* Exercise aim *
Print the data that follows, exactly and completely.

Web page and app entries:
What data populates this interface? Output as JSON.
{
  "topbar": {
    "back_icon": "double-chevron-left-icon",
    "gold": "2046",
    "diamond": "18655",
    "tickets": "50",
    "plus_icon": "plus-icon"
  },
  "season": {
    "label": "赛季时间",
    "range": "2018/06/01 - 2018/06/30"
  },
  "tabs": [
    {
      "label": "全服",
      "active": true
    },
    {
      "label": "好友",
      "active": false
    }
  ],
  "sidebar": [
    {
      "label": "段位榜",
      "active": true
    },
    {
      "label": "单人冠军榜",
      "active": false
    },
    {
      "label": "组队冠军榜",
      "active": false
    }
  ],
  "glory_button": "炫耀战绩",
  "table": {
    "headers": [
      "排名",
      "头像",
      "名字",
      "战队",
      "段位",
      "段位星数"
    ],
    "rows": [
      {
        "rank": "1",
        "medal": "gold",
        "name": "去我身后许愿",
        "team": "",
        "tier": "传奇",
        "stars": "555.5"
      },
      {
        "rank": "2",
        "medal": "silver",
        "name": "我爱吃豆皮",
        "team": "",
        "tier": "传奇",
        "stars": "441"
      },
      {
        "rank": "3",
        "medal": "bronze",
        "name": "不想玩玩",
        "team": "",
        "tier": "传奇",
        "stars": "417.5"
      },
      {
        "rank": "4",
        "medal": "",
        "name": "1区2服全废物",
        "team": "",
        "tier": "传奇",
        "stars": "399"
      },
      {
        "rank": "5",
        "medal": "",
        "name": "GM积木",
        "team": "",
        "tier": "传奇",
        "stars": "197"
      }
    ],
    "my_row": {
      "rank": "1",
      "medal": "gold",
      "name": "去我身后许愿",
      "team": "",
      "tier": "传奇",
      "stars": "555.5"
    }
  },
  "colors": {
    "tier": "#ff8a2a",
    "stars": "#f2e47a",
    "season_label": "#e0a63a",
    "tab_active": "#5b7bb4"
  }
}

* Answer to this exercise *
What data populates this interface? Output as JSON.
{
  "topbar": {
    "back_icon": "double-chevron-left-icon",
    "gold": "2046",
    "diamond": "18655",
    "tickets": "50",
    "plus_icon": "plus-icon"
  },
  "season": {
    "label": "赛季时间",
    "range": "2018/06/01 - 2018/06/30"
  },
  "tabs": [
    {
      "label": "全服",
      "active": true
    },
    {
      "label": "好友",
      "active": false
    }
  ],
  "sidebar": [
    {
      "label": "段位榜",
      "active": true
    },
    {
      "label": "单人冠军榜",
      "active": false
    },
    {
      "label": "组队冠军榜",
      "active": false
    }
  ],
  "glory_button": "炫耀战绩",
  "table": {
    "headers": [
      "排名",
      "头像",
      "名字",
      "战队",
      "段位",
      "段位星数"
    ],
    "rows": [
      {
        "rank": "1",
        "medal": "gold",
        "name": "去我身后许愿",
        "team": "",
        "tier": "传奇",
        "stars": "555.5"
      },
      {
        "rank": "2",
        "medal": "silver",
        "name": "我爱吃豆皮",
        "team": "",
        "tier": "传奇",
        "stars": "441"
      },
      {
        "rank": "3",
        "medal": "bronze",
        "name": "不想玩玩",
        "team": "",
        "tier": "传奇",
        "stars": "417.5"
      },
      {
        "rank": "4",
        "medal": "",
        "name": "1区2服全废物",
        "team": "",
        "tier": "传奇",
        "stars": "399"
      },
      {
        "rank": "5",
        "medal": "",
        "name": "GM积木",
        "team": "",
        "tier": "传奇",
        "stars": "197"
      }
    ],
    "my_row": {
      "rank": "1",
      "medal": "gold",
      "name": "去我身后许愿",
      "team": "",
      "tier": "传奇",
      "stars": "555.5"
    }
  },
  "colors": {
    "tier": "#ff8a2a",
    "stars": "#f2e47a",
    "season_label": "#e0a63a",
    "tab_active": "#5b7bb4"
  }
}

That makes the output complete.